* _TASK REQUIREMENTS_:
Keep every line in which "your" occurs and drop the rest of the data.

* _Records from a data collection_:
◆ ◆ ◆ ◆ ◆ ◆ ◆

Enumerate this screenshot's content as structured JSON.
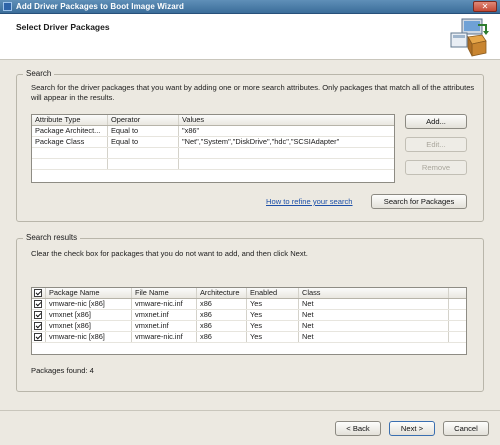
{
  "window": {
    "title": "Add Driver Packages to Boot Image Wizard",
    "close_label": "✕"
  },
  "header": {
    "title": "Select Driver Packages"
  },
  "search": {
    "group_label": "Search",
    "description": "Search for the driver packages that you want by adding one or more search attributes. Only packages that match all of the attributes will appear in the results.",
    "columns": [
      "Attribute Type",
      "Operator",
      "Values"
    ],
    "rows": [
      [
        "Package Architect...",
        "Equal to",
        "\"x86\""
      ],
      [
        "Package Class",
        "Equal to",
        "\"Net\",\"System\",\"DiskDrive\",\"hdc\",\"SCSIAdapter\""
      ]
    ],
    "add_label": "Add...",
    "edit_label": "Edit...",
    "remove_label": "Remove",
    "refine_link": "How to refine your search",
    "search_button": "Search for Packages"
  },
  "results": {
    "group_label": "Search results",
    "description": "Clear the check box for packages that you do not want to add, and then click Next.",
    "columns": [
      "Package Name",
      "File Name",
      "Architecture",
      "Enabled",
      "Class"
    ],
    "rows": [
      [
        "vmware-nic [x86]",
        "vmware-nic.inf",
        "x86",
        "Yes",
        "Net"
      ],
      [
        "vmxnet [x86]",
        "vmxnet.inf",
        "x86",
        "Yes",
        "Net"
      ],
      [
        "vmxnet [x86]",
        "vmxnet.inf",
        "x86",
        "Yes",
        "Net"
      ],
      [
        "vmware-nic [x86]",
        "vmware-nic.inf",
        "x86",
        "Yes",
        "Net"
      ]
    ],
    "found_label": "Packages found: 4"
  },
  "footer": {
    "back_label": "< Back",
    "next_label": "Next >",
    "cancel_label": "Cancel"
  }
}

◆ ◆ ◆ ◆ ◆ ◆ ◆

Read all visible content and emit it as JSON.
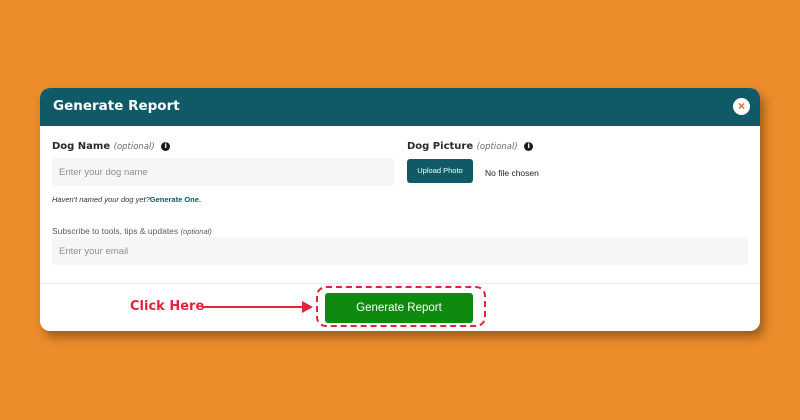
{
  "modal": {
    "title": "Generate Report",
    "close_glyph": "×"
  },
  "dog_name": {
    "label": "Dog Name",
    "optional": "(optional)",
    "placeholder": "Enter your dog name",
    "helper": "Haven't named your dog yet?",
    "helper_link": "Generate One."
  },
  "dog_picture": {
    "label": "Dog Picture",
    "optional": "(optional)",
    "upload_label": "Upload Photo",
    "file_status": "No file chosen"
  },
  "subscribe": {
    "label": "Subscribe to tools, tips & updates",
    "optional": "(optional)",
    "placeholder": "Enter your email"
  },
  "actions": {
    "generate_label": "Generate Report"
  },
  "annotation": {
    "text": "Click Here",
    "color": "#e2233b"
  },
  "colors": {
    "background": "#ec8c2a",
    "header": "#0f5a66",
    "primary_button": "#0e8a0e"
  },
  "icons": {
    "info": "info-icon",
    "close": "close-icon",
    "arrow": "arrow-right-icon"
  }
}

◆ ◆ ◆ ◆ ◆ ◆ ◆

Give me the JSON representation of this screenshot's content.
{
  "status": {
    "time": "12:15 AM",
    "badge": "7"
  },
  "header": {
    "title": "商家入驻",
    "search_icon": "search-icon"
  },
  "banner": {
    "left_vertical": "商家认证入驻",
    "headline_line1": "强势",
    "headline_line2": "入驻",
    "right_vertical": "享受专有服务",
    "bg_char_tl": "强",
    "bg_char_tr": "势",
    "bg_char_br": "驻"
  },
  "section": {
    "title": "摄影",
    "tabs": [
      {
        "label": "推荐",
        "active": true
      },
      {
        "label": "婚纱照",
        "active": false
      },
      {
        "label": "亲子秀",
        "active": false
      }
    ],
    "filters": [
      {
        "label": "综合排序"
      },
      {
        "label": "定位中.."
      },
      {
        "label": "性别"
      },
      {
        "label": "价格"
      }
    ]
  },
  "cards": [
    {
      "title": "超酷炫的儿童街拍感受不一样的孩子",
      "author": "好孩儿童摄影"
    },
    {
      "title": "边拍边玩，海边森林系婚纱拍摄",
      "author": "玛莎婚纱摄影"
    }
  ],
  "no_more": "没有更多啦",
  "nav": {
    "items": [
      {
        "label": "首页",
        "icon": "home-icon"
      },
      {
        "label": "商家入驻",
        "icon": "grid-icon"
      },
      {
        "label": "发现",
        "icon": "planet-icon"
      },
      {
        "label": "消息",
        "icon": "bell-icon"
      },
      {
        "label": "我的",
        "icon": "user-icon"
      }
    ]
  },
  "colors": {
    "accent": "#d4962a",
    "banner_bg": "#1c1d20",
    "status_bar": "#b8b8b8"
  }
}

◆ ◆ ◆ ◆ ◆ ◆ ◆

* _EXERCISE RESPONSE_:
    "refine_link": "How to refine your search",
    "placeholder": "Enter your dog name",
    "helper": "Haven't named your dog yet?",
    "placeholder": "Enter your email"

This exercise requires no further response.